We need to tell our leaders that as long as we continue to allow coal mining to take place and increase our carbon emissions, we threaten the existence of humanity. That while they are working hard in the name of development, we will no longer have a country of people to serve and develop.
According to PNG’s ‘Intended Nationally Determined Contribution (INDC)’ the country will make “a big effort” to reduce fossil fuel emissions by transitioning as far as possible to renewable energy with a target of 100% renewable energy by 2030.
Are we committed to this or do we want to profit from wrecking the planet?
We know as a country that this is what we need to do to ensure that we are securing a future for generations to come.
We need to begin the transition, we need to move away from our reliance on fossil fuels and think about what we are leaving behind for future generations.
We need political will and political commitment if we really are serious about meeting our target of 100% renewable by 2030.

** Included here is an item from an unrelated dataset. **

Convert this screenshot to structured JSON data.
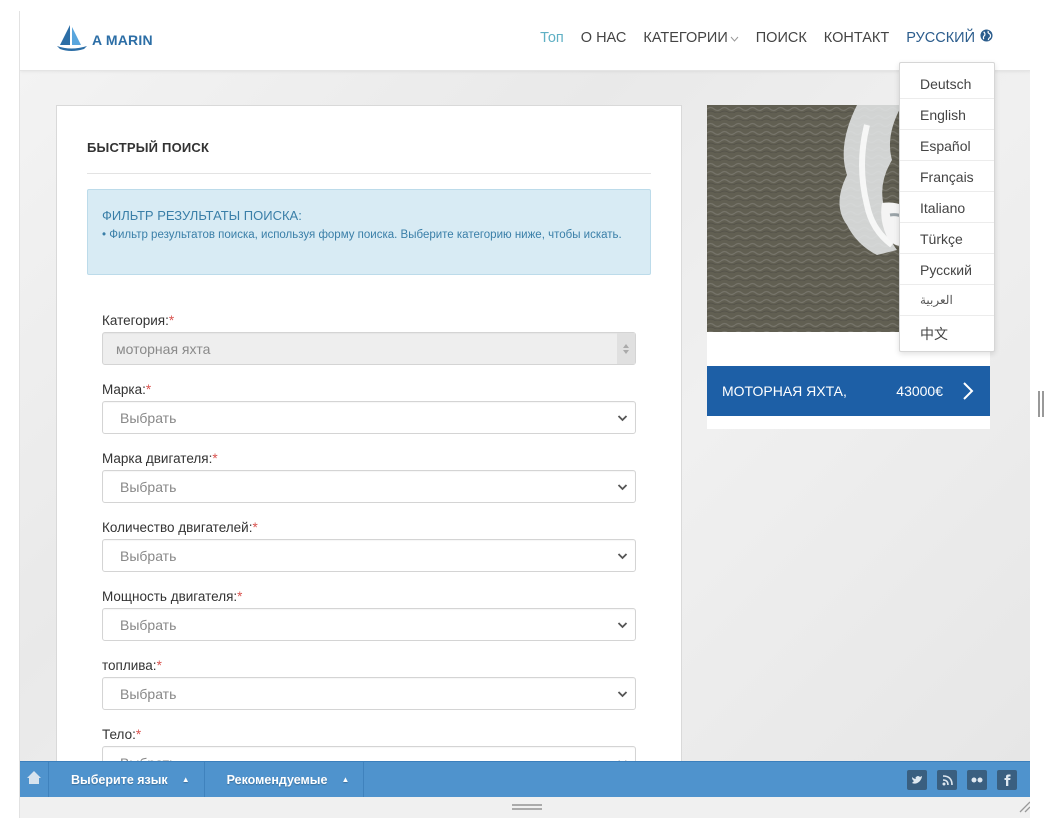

There is no greater strength, than that of a love for our islands, our people, our homes, our culture and our traditions. Our land is our life, it is the birthplace of our identity and our traditions.
Let’s take a bold step and start making the transition. Let’s keep the dirty coal in the ground. Let’s work towards securing and ensuring a future for generations to come. Let’s take action to save humanity.